§ Assignment
Could you return the data below exactly as it appears?

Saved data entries
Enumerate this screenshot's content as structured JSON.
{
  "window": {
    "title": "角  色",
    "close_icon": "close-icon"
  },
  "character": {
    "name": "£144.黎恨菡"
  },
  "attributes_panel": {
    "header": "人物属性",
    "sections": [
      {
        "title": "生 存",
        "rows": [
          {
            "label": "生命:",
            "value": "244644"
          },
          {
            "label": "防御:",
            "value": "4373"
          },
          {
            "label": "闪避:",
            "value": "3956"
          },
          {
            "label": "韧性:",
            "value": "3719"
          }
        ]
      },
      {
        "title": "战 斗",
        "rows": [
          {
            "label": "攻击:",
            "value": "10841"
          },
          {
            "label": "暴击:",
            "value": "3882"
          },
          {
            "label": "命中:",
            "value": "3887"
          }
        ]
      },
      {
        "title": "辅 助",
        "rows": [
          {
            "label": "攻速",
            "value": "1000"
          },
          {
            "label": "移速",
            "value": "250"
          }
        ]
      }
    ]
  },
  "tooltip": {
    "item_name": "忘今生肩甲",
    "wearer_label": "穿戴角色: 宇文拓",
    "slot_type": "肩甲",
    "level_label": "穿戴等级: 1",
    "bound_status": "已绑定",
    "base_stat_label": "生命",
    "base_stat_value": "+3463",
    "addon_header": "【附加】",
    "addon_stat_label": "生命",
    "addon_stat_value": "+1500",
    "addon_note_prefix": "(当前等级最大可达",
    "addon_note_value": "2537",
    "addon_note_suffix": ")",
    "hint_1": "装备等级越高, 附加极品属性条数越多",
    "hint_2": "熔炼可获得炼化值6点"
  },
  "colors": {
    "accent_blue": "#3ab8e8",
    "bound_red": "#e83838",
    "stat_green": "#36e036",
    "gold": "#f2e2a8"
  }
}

§ Output
Enumerate this screenshot's content as structured JSON.
{
  "window": {
    "title": "角  色",
    "close_icon": "close-icon"
  },
  "character": {
    "name": "£144.黎恨菡"
  },
  "attributes_panel": {
    "header": "人物属性",
    "sections": [
      {
        "title": "生 存",
        "rows": [
          {
            "label": "生命:",
            "value": "244644"
          },
          {
            "label": "防御:",
            "value": "4373"
          },
          {
            "label": "闪避:",
            "value": "3956"
          },
          {
            "label": "韧性:",
            "value": "3719"
          }
        ]
      },
      {
        "title": "战 斗",
        "rows": [
          {
            "label": "攻击:",
            "value": "10841"
          },
          {
            "label": "暴击:",
            "value": "3882"
          },
          {
            "label": "命中:",
            "value": "3887"
          }
        ]
      },
      {
        "title": "辅 助",
        "rows": [
          {
            "label": "攻速",
            "value": "1000"
          },
          {
            "label": "移速",
            "value": "250"
          }
        ]
      }
    ]
  },
  "tooltip": {
    "item_name": "忘今生肩甲",
    "wearer_label": "穿戴角色: 宇文拓",
    "slot_type": "肩甲",
    "level_label": "穿戴等级: 1",
    "bound_status": "已绑定",
    "base_stat_label": "生命",
    "base_stat_value": "+3463",
    "addon_header": "【附加】",
    "addon_stat_label": "生命",
    "addon_stat_value": "+1500",
    "addon_note_prefix": "(当前等级最大可达",
    "addon_note_value": "2537",
    "addon_note_suffix": ")",
    "hint_1": "装备等级越高, 附加极品属性条数越多",
    "hint_2": "熔炼可获得炼化值6点"
  },
  "colors": {
    "accent_blue": "#3ab8e8",
    "bound_red": "#e83838",
    "stat_green": "#36e036",
    "gold": "#f2e2a8"
  }
}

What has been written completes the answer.